by Barry Hughes, Marketing and Communications Manager

In response to the coronavirus pandemic, the Museum along with Freemasons’ Hall closed its doors to the public in mid-March.

It was a sad day to close, shortly after the start of the year, when so many plans had yet to be realised. The decision was not taken lightly, and the whole team knew the implications of what the impending nationwide lockdown would mean. Still, we pulled together, hopeful that we would cross the threshold of 60 Great Queen Street in a few months’ time.

While in lockdown, the Museum team worked hard on the readjustment. We were all now working from home and access to the collection was never more limited. It’s quite an unusual situation, to be a public-facing museum while at the same time being cut off from the collection. Obviously some services were postponed, like family history searches, tours and archival enquiries.

So, rather than pause everything, we looked into alternative ways in which we could operate.

One example that came to fruition was our new ‘Online Talks’ series. Our resident experts - Curator Mark, Archivist Susan, Librarian Martin and Assistant Archivist Louise, all pooled their knowledge to bring out subjects for discussion on Monday evenings. Everyone seemed to be scheduling Zoom meetings during lockdown, so we thought it may be a good idea to use the Zoom platform to present our experts’ talks.

With our latest team member on board, Interpretation Manager Jane introduced each talk. The first talk on Bro Loveless Overton was so successful we had to do it twice! The next six talks were just as popular, and we recorded each one.

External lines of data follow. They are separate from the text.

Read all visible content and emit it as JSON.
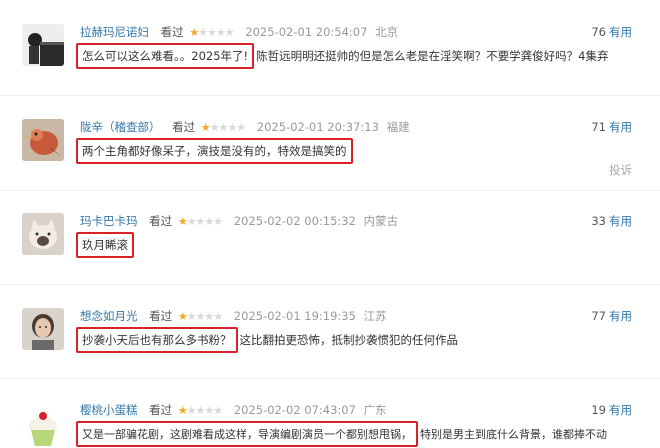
{
  "common": {
    "watched_label": "看过",
    "votes_unit": "有用",
    "rating_stars": 1,
    "max_stars": 5
  },
  "reviews": [
    {
      "username": "拉赫玛尼诺妇",
      "time": "2025-02-01 20:54:07",
      "location": "北京",
      "votes": "76",
      "comment_highlight": "怎么可以这么难看。。2025年了!",
      "comment_rest": "陈哲远明明还挺帅的但是怎么老是在淫笑啊？不要学龚俊好吗？4集弃",
      "avatar_icon": "woman-piano-avatar"
    },
    {
      "username": "陇辛（稽查部）",
      "time": "2025-02-01 20:37:13",
      "location": "福建",
      "votes": "71",
      "comment_highlight": "两个主角都好像呆子，演技是没有的，特效是搞笑的",
      "comment_rest": "",
      "report": "投诉",
      "avatar_icon": "bird-avatar"
    },
    {
      "username": "玛卡巴卡玛",
      "time": "2025-02-02 00:15:32",
      "location": "内蒙古",
      "votes": "33",
      "comment_highlight": "玖月睎滚",
      "comment_rest": "",
      "avatar_icon": "cat-avatar"
    },
    {
      "username": "想念如月光",
      "time": "2025-02-01 19:19:35",
      "location": "江苏",
      "votes": "77",
      "comment_highlight": "抄袭小天后也有那么多书粉？",
      "comment_rest": "这比翻拍更恐怖，抵制抄袭惯犯的任何作品",
      "avatar_icon": "portrait-avatar"
    },
    {
      "username": "樱桃小蛋糕",
      "time": "2025-02-02 07:43:07",
      "location": "广东",
      "votes": "19",
      "comment_highlight": "又是一部骗花剧，这剧难看成这样，导演编剧演员一个都别想甩锅，",
      "comment_rest": "特别是男主到底什么背景，谁都捧不动",
      "avatar_icon": "cupcake-avatar"
    }
  ]
}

We now have a new YouTube channel to host each recording for future access at,


Another great example is our collecting initiative ‘Our COVID-19 Story’. Since the beginning of the lockdown there were questions raised about similar pandemics in the past. We searched but couldn’t find anything of note in our archives. We recognised there was an opportunity now to document how freemasons across the UK and indeed the world were responding to the crisis today. So, when the next generation asks those same questions, there is a credible source to point to.

Visit the Support section of our website to hear how we are collecting physical and digital items relating to freemasonry’s experience of coronavirus at:


Finally, here we are today and the Museum is once again open to the public; albeit with social distancing measures in place. We reopened the North Gallery so visitors can enjoy the ‘Three centuries of English Freemasonry’ exhibition along with the ‘Familiar Faces’ exhibition in the corridors. The South Gallery is closed for restoration work. If you would like to visit the Museum, please book a free, timed entry ticket directly from the website. The Library and Archives are open Wednesday to Saturday for research visits only. If you wish to use the Library and Archives for research, please telephone or email the Museum as you won’t need to book a ticket. Unfortunately we are unable to provide tours for a while. It’s always best to subscribe to our newsletter so you can stay updated.

 To say the past year has been hard for everyone is an understatement, but there is light at the end of the tunnel. We’re all taking some socially distanced steps back to normality, and at Museum of Freemasonry we are looking to the future with a new major exhibition planned for April 2021. Let’s all stay safe, look after each other and enjoy that future together.

This article is part of the Arena Magazine, Issue 42 October 2020 edition.
Arena Magazine is the official magazine of the London Freemasons - Metropolitan Grand Lodge and Metropolitan Grand Chapter of London.

Read more articles in the Arena Issue 42.